Rwanda eyes nuclear science centre by 2024

Rwanda eyes nuclear science centre by 2024

The Government of Rwanda says the planned centre for nuclear science and technology could be established by 2024 if all the technical and economic work goes as planned.

Last month, the parliament approved the law ratifying the agreement between Rwanda and Russia on cooperation in the construction of the centre for nuclear science and technology on the Rwandan territory.

This paves the way for the government to start the work aimed at establishing the centre.

The Government will now start conducting a technical and economic feasibility study of the centre, according to the Ministry of Infrastructure.

The key major outcomes of the feasibility study will include the detailed specifications of the intended laboratories, environmental impact assessment report, and respective costs breakdowns.

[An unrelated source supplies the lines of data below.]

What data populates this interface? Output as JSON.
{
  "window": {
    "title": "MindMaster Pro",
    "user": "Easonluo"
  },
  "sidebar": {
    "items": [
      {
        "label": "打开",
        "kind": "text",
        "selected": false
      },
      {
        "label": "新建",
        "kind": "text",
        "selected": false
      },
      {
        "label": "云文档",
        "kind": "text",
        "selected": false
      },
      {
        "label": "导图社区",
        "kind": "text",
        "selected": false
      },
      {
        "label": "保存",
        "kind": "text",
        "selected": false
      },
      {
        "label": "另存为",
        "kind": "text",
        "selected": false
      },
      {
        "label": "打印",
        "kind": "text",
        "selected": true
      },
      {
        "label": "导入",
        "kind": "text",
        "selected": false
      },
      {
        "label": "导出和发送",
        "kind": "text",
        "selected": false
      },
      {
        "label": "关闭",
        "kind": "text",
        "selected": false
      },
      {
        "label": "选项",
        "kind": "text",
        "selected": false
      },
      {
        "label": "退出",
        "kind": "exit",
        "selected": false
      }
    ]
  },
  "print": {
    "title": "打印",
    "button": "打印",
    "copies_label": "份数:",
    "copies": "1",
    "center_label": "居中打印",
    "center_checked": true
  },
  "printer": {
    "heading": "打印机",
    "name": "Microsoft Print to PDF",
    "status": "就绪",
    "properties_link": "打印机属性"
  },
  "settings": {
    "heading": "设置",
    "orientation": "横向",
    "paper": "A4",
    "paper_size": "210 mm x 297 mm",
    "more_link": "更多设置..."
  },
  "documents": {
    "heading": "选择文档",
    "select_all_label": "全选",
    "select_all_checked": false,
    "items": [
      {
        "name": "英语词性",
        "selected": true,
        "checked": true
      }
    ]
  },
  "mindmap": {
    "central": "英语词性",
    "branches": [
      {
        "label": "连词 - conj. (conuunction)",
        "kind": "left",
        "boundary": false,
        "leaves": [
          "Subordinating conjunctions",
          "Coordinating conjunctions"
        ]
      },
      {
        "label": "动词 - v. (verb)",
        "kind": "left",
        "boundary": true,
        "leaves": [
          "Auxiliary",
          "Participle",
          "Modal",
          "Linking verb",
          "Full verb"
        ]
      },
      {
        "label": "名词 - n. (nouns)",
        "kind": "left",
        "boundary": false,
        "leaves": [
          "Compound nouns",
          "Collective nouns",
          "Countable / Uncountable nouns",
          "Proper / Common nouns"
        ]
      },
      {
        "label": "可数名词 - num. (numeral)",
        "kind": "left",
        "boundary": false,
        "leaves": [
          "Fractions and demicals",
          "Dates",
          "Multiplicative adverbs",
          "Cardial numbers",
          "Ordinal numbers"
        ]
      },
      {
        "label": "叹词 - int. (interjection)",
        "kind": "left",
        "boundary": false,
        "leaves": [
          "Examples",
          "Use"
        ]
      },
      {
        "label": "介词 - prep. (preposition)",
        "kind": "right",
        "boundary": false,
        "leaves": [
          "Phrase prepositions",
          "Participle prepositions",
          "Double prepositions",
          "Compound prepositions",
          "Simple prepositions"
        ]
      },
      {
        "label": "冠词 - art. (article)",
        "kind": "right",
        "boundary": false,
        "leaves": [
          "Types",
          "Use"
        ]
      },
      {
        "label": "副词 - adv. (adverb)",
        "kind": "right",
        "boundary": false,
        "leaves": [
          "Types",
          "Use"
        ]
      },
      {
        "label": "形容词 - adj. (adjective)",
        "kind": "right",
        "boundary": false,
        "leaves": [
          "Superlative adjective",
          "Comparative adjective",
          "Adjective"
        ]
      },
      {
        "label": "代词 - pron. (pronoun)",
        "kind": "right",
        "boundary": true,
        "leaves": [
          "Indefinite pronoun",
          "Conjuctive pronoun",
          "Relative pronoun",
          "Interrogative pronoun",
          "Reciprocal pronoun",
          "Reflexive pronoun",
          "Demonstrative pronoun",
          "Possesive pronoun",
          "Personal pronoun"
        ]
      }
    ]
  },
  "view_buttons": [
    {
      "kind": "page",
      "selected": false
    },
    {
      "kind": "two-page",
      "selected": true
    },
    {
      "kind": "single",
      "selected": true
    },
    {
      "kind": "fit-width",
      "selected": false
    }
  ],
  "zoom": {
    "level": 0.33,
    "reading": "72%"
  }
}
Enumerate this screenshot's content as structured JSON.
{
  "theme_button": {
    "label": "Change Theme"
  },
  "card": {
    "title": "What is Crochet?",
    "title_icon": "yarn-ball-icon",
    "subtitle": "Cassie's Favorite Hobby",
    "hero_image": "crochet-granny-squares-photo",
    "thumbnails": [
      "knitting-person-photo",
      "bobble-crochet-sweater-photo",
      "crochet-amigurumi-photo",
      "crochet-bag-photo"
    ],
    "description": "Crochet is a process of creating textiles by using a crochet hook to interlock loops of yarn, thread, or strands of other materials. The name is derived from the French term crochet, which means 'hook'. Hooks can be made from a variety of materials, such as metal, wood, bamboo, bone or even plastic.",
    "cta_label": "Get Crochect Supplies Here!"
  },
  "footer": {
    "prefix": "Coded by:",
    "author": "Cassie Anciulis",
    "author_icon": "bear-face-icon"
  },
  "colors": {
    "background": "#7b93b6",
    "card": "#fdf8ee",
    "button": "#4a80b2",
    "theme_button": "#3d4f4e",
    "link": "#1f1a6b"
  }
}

That long process will also involve economic and financial analysis and a road map of the implementation of the project.

“The objective is to have the Centre for Nuclear Science and Technology by 2024,” an emailed response from the Ministry read. “But of course, this will depend on the outcomes of the feasibility study results.”

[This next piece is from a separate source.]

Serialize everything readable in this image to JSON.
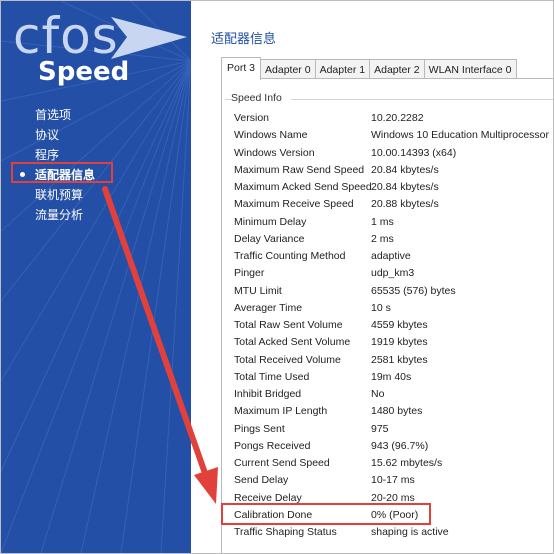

Rwanda and Russia entered agreement to establish the nuclear centre last year in October at the Russia-Africa Summit in Sochi.

The centre would enable Rwanda to develop nuclear energy solutions that would advance several sectors of the country’s economy especially agriculture, health, education, sciences and industry.

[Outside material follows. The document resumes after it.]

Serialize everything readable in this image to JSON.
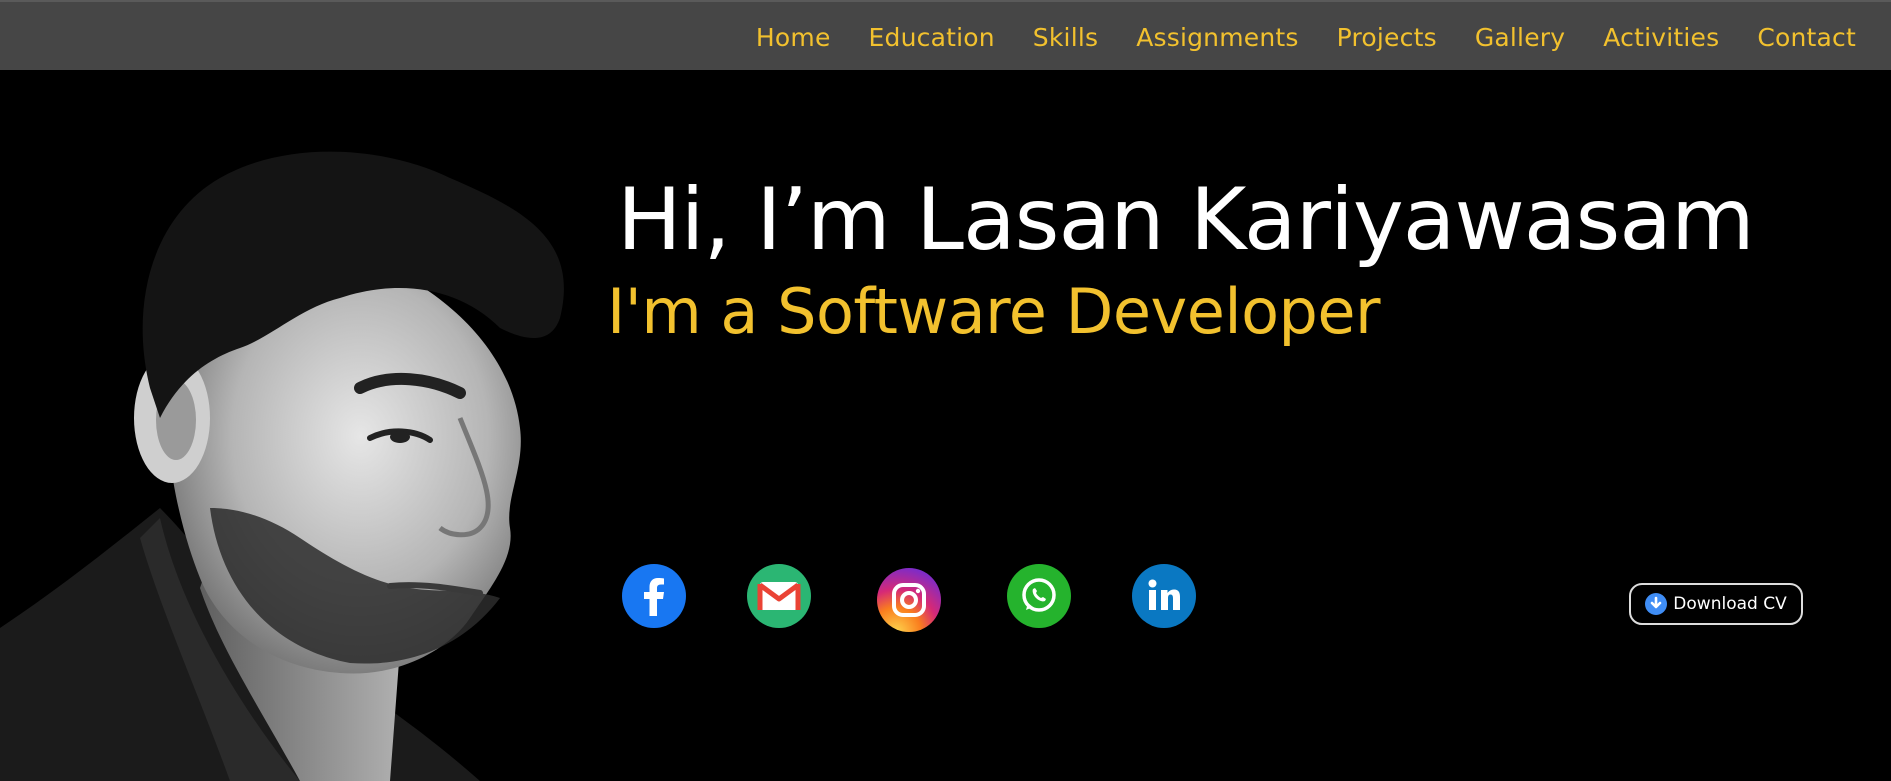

Rwanda chose six areas where such applications can be made including nuclear medicine, research reactor laboratory complex, and multipurpose radiation especially in agriculture, education, radiobiology, and material science.

The Russian State-owned nuclear group ROSATOM is facilitating the government in the process of the establishment of the centre, which will be financed by the Rwandan government.

The International Atomic Energy Agency (IAEA) requires member states that are intending to engage in nuclear energy development to have an institution responsible for nuclear energy use for peaceful purposes.

The Government will, therefore, establish an independent institution responsible for the centre.